- Brief -
Find how many lines of the listing below include the word "total", then report the number by itself.
+===+
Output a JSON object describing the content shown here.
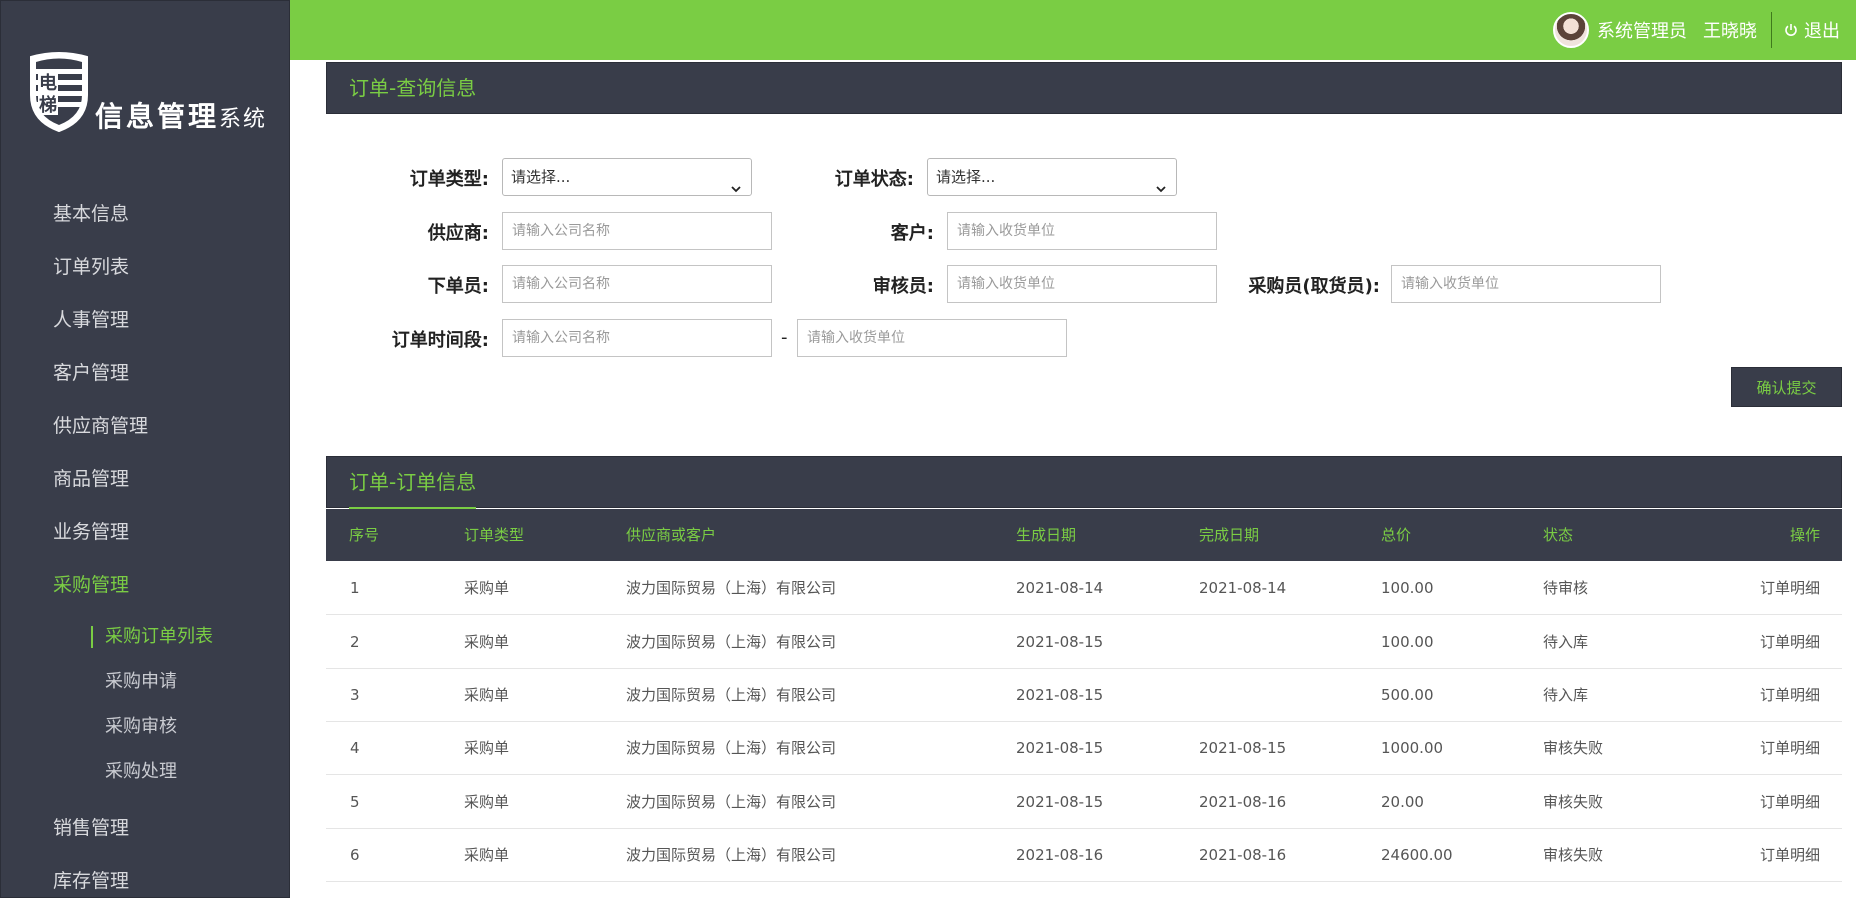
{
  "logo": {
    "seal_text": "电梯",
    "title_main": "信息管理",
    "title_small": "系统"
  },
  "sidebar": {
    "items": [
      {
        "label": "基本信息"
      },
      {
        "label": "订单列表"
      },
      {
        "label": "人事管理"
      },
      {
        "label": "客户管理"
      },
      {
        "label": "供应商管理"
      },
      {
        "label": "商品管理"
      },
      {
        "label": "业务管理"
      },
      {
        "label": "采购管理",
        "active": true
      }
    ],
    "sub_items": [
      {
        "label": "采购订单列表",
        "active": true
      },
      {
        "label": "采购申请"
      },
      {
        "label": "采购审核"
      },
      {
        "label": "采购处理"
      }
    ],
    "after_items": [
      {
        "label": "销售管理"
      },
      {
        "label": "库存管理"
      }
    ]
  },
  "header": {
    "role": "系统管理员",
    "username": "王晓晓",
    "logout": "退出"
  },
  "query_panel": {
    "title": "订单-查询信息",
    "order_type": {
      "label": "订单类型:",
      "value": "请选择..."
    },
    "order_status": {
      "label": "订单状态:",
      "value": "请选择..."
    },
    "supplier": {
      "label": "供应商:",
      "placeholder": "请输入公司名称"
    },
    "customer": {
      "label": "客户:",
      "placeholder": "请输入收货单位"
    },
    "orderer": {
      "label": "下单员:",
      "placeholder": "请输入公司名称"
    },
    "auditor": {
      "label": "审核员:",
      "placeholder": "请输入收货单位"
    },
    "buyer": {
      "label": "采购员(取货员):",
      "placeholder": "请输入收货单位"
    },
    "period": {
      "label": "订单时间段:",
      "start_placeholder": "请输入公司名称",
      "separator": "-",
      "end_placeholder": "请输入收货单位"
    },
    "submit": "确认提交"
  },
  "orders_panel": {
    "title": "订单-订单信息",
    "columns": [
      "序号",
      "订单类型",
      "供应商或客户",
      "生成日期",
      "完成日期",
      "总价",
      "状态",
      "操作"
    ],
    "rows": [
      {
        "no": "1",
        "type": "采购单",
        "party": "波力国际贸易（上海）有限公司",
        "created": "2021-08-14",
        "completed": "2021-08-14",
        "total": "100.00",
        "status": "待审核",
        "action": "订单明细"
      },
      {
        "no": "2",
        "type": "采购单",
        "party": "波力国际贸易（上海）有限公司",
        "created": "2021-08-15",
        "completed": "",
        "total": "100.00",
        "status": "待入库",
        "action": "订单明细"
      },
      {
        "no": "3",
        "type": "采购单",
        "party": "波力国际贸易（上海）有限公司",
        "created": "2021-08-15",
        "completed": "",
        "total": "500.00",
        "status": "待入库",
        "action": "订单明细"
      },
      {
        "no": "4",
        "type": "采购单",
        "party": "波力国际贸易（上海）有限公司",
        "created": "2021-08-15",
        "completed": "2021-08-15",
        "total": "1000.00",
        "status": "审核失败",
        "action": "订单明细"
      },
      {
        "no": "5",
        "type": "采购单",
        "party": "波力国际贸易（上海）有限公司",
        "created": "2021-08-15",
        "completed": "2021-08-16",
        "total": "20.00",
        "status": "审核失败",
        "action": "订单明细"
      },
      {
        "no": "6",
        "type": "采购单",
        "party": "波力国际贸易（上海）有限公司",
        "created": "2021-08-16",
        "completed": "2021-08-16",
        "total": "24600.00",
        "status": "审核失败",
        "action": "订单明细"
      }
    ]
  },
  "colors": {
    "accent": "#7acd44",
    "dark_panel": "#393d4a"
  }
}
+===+
- Written response -
6